[Data records for software interfaces]
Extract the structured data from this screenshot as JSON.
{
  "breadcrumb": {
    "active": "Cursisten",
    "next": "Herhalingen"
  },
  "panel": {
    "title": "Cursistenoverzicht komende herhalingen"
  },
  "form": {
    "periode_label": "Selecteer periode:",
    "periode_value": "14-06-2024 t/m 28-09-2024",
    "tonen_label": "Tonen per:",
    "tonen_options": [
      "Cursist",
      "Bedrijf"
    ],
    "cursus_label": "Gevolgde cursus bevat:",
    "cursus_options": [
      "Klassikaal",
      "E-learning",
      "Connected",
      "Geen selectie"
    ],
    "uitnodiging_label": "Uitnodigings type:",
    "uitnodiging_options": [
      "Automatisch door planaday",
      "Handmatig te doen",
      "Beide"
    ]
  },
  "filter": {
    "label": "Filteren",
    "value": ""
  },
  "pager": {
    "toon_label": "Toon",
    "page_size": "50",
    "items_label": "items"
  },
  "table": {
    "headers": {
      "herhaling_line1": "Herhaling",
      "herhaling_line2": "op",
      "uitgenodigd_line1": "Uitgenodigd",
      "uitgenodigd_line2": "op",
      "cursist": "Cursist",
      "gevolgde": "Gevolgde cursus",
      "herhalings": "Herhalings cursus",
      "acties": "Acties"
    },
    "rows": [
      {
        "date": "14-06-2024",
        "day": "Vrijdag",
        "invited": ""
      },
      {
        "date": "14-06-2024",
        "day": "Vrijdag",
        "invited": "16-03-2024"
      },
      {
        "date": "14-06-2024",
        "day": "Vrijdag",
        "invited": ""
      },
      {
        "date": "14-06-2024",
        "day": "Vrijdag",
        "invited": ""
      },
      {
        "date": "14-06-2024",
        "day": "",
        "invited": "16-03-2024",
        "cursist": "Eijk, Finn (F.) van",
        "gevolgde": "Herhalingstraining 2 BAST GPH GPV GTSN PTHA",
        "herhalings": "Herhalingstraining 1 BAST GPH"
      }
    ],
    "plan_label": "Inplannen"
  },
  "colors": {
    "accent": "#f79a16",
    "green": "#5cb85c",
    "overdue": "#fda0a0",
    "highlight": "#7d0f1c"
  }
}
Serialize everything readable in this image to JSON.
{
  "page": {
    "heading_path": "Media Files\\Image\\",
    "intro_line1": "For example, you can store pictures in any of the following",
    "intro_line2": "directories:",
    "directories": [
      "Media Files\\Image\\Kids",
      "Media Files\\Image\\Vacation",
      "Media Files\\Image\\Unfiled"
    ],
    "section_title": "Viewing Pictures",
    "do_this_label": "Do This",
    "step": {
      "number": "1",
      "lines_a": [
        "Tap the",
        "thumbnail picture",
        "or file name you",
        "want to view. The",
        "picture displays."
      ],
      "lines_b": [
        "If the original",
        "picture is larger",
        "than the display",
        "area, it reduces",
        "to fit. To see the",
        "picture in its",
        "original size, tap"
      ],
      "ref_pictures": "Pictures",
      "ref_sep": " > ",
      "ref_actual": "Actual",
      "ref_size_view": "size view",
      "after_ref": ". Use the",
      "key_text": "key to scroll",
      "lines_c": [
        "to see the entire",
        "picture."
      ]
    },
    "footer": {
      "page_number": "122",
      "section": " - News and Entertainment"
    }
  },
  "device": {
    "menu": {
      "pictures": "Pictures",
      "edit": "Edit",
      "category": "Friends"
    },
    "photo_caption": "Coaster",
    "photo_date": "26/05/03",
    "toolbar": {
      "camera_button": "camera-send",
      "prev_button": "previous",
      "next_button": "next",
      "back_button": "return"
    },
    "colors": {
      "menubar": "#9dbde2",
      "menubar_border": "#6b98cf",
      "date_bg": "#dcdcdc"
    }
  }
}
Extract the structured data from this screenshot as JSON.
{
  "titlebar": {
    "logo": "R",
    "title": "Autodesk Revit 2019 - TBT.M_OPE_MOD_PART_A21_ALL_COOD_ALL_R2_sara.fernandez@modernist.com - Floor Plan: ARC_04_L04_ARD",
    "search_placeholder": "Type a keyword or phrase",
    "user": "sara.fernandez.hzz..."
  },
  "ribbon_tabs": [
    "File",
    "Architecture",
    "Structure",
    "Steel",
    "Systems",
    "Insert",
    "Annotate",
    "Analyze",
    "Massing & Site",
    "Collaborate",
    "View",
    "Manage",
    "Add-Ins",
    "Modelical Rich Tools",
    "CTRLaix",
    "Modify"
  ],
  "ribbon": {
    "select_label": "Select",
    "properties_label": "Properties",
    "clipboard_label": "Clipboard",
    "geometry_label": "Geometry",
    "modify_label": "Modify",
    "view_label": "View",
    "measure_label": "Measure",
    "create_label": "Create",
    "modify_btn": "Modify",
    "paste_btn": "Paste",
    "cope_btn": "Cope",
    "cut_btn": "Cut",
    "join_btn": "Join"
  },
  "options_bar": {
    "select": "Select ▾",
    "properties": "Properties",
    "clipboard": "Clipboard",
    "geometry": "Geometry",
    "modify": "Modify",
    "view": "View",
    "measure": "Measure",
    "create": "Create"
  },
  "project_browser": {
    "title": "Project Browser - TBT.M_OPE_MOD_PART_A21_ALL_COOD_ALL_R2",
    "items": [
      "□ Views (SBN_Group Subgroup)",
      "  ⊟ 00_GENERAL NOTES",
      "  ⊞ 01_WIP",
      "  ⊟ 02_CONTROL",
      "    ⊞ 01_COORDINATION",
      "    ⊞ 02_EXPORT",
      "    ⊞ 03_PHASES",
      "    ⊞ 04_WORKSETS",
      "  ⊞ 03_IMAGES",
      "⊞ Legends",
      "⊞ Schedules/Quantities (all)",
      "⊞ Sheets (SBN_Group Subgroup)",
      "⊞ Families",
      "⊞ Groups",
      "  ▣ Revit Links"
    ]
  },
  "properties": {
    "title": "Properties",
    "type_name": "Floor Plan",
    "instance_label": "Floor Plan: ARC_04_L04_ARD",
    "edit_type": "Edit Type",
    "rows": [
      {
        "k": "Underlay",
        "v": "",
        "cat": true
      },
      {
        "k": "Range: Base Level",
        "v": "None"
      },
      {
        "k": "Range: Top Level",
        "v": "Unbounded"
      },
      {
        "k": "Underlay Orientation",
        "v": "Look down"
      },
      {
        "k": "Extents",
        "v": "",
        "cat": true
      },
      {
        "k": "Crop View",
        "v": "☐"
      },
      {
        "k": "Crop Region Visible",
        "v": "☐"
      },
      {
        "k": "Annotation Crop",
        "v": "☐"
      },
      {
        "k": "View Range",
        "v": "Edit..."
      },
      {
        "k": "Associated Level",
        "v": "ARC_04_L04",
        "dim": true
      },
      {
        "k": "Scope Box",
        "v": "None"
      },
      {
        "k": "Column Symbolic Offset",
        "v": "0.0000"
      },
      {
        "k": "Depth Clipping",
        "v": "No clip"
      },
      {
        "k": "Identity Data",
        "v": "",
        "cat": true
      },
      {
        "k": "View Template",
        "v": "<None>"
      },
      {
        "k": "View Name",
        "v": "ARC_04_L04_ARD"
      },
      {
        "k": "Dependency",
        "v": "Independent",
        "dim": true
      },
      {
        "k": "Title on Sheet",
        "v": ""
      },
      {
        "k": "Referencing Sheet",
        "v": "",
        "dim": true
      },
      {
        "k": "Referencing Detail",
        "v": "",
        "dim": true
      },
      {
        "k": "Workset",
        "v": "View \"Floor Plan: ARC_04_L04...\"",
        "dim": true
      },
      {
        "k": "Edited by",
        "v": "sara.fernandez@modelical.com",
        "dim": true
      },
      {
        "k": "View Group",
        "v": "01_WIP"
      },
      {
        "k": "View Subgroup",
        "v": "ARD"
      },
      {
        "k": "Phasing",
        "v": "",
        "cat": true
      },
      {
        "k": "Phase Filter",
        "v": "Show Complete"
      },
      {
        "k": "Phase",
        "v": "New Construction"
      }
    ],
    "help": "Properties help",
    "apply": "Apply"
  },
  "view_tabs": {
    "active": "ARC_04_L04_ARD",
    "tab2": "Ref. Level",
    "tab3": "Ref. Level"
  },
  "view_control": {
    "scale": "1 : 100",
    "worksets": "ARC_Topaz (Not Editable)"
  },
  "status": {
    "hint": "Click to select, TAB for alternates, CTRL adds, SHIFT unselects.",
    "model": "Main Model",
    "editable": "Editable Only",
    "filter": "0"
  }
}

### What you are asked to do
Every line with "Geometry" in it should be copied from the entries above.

### Response
    "geometry_label": "Geometry",
    "geometry": "Geometry",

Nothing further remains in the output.